* _Task input_
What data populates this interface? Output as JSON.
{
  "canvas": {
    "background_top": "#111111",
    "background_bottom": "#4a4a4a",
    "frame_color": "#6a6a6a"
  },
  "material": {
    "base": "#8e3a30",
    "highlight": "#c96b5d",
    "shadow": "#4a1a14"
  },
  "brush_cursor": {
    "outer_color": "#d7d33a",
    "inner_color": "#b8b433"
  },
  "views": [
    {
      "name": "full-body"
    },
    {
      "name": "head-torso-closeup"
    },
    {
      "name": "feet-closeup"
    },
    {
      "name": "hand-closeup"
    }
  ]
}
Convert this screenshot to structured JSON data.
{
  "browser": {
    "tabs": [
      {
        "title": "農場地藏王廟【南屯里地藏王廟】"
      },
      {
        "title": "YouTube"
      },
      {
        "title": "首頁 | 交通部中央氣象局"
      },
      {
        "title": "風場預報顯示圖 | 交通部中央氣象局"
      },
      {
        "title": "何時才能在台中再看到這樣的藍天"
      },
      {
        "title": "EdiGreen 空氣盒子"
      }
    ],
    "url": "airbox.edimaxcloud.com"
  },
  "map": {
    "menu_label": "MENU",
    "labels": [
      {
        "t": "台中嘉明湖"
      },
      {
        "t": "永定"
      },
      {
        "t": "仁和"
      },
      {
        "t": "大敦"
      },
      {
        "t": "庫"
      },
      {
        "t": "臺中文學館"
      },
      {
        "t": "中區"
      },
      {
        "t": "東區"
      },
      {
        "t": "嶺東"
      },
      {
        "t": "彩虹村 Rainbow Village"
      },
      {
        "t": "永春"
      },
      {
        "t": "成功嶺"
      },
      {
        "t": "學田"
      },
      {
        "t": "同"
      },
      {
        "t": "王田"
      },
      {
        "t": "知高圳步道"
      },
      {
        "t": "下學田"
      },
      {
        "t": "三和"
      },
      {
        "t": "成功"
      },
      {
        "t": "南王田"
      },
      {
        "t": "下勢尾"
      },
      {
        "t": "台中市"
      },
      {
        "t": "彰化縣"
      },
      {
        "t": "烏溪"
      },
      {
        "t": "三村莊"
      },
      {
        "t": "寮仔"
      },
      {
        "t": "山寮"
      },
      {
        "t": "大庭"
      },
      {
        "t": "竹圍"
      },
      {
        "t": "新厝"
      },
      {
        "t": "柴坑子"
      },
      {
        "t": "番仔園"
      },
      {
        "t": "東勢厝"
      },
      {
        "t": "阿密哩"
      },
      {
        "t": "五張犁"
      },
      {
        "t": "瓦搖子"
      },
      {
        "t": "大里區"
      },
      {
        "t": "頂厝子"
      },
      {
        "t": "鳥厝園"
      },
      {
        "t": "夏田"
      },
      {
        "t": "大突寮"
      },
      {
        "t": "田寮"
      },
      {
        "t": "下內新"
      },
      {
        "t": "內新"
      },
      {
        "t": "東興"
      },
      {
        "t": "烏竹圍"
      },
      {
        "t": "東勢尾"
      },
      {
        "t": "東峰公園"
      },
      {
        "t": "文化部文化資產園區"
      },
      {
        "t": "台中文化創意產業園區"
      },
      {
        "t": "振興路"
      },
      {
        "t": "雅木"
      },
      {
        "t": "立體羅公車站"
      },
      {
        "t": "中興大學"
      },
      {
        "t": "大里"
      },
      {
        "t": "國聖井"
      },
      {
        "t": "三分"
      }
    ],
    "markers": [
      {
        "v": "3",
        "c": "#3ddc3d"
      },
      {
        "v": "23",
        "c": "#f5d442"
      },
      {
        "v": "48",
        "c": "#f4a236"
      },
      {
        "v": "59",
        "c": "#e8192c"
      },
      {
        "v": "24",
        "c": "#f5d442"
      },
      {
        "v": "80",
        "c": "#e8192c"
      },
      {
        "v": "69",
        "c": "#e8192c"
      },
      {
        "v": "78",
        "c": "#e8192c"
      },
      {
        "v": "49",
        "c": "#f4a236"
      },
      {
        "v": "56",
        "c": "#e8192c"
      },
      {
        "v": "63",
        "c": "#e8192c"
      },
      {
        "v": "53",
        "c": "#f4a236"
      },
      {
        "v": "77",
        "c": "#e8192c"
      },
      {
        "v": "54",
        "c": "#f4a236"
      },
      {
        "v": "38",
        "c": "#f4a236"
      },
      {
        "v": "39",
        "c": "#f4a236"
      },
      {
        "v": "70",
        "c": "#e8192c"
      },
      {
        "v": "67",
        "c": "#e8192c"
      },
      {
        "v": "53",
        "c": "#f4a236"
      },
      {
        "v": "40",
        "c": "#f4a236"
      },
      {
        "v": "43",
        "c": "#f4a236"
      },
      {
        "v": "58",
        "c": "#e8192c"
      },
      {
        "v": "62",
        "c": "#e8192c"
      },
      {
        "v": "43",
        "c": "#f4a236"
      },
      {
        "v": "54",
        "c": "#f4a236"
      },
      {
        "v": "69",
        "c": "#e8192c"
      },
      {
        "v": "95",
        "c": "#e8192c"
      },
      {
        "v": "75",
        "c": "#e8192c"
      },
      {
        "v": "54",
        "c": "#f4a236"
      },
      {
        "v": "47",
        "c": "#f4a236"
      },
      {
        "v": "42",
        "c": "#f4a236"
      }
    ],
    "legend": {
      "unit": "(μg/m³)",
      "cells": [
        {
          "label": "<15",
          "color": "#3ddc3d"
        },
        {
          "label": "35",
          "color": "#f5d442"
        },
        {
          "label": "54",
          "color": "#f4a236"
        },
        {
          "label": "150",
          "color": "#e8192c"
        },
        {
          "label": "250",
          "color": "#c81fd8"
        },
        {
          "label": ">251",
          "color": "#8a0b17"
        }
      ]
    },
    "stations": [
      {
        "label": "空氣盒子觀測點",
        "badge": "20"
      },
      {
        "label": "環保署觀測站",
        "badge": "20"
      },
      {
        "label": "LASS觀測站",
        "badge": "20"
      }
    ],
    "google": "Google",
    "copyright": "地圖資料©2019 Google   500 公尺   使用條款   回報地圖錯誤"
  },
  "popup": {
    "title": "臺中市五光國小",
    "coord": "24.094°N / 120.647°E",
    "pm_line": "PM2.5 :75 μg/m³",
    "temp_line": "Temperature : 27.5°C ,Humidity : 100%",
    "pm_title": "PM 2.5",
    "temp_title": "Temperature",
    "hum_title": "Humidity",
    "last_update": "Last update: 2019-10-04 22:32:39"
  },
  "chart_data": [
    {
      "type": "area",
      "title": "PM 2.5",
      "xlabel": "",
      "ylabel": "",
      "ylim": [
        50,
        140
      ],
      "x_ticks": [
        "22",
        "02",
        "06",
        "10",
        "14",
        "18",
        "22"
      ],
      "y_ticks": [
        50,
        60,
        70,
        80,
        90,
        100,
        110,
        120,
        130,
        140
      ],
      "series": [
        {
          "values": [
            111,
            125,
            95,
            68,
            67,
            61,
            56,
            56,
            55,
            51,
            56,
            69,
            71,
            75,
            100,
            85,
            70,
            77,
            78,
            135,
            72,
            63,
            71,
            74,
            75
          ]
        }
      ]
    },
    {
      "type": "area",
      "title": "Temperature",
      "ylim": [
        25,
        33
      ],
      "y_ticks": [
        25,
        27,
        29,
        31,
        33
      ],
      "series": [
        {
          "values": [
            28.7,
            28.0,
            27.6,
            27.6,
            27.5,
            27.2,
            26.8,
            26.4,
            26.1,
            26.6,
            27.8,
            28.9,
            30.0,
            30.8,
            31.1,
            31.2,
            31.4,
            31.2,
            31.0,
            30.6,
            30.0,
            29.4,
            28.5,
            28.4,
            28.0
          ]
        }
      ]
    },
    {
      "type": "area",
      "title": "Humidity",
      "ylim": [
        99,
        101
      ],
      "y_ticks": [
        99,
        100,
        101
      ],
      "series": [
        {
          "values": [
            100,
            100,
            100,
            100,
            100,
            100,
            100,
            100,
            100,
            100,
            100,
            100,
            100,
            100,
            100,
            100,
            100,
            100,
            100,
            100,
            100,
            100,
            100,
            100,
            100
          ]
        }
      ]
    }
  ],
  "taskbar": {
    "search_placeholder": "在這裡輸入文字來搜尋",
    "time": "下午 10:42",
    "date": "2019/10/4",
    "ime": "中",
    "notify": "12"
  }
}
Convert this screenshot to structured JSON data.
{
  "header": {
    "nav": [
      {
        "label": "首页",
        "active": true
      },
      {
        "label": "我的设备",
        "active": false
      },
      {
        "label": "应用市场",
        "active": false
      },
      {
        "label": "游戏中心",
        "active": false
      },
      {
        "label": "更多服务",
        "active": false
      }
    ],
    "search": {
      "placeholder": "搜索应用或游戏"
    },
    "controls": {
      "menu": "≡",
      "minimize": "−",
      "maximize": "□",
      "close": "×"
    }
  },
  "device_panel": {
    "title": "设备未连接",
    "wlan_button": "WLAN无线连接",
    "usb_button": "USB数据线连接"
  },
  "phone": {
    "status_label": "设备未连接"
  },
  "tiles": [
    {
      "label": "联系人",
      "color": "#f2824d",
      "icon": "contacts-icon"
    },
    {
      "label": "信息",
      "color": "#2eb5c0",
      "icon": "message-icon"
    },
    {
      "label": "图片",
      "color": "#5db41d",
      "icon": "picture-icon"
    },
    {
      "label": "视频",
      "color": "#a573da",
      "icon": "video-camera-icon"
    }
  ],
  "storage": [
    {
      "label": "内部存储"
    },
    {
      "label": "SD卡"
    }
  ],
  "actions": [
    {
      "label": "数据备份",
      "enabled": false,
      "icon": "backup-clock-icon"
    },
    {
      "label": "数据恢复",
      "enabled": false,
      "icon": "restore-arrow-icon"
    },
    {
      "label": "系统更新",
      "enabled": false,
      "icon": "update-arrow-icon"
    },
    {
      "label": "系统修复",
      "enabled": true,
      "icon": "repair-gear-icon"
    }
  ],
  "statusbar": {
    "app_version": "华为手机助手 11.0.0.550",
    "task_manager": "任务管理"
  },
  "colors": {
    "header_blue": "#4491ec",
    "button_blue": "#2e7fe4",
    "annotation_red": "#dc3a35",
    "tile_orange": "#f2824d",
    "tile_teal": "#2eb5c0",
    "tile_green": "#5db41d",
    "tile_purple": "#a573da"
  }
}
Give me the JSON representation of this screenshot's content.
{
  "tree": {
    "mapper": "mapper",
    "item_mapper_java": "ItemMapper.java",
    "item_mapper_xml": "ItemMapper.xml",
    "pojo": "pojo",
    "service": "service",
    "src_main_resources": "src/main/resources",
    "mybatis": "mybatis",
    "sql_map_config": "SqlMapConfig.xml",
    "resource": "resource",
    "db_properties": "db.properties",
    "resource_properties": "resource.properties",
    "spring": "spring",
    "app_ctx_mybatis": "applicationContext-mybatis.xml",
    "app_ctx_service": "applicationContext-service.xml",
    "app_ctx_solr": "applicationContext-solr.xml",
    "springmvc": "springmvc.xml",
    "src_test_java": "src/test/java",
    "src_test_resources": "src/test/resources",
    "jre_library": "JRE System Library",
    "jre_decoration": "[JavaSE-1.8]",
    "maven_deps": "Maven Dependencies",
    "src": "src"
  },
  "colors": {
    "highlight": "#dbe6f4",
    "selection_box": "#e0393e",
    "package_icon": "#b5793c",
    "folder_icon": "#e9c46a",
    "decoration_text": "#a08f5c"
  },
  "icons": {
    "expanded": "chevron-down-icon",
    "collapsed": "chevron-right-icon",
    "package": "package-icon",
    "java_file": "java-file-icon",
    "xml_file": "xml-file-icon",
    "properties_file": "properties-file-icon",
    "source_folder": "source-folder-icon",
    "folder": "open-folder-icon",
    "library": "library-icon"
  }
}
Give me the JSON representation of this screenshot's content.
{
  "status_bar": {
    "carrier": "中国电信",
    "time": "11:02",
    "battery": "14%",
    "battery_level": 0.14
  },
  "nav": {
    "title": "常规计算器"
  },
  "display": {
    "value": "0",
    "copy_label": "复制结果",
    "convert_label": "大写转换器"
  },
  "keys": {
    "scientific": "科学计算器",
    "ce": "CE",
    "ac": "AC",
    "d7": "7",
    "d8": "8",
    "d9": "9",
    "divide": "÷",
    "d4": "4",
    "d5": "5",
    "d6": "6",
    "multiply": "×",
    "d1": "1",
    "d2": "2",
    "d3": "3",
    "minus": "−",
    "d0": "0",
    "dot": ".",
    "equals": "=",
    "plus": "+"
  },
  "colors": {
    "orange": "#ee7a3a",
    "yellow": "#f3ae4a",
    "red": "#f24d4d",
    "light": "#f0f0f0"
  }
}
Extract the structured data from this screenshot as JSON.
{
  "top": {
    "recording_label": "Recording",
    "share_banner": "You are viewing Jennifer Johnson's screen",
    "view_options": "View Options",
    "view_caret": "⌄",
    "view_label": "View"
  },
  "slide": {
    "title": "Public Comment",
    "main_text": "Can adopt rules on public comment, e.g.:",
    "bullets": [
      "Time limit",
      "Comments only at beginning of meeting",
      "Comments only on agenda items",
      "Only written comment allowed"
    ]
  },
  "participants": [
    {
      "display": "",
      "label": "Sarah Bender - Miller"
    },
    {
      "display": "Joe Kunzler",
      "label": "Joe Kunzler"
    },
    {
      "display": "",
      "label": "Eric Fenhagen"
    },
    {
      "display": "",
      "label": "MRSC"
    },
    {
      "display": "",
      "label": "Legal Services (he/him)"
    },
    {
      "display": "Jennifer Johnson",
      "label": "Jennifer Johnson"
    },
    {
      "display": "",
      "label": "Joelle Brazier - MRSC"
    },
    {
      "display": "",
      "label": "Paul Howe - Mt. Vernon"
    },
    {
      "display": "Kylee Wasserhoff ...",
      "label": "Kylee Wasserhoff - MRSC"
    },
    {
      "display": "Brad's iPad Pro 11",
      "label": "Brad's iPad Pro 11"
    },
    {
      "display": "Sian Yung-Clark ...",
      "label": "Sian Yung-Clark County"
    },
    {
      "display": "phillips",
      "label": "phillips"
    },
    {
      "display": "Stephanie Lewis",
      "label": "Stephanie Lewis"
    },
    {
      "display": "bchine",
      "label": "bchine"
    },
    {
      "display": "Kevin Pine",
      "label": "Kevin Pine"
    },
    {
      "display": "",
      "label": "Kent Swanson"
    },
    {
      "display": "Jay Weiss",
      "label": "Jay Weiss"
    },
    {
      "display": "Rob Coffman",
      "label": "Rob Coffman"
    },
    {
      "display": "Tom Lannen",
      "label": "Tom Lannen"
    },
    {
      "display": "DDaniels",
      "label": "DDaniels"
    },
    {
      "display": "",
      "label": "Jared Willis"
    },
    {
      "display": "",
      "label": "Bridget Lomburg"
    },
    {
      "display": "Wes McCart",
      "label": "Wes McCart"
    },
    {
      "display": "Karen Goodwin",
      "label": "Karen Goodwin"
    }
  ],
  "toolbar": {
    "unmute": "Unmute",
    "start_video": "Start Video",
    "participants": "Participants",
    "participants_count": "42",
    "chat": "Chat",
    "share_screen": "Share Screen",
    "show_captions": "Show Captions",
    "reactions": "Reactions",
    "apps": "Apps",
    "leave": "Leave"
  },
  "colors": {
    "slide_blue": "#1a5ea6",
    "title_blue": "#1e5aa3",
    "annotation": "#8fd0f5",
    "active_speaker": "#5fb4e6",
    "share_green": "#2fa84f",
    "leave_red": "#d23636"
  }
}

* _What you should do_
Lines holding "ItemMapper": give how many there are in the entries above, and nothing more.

* _Exercise answer_
2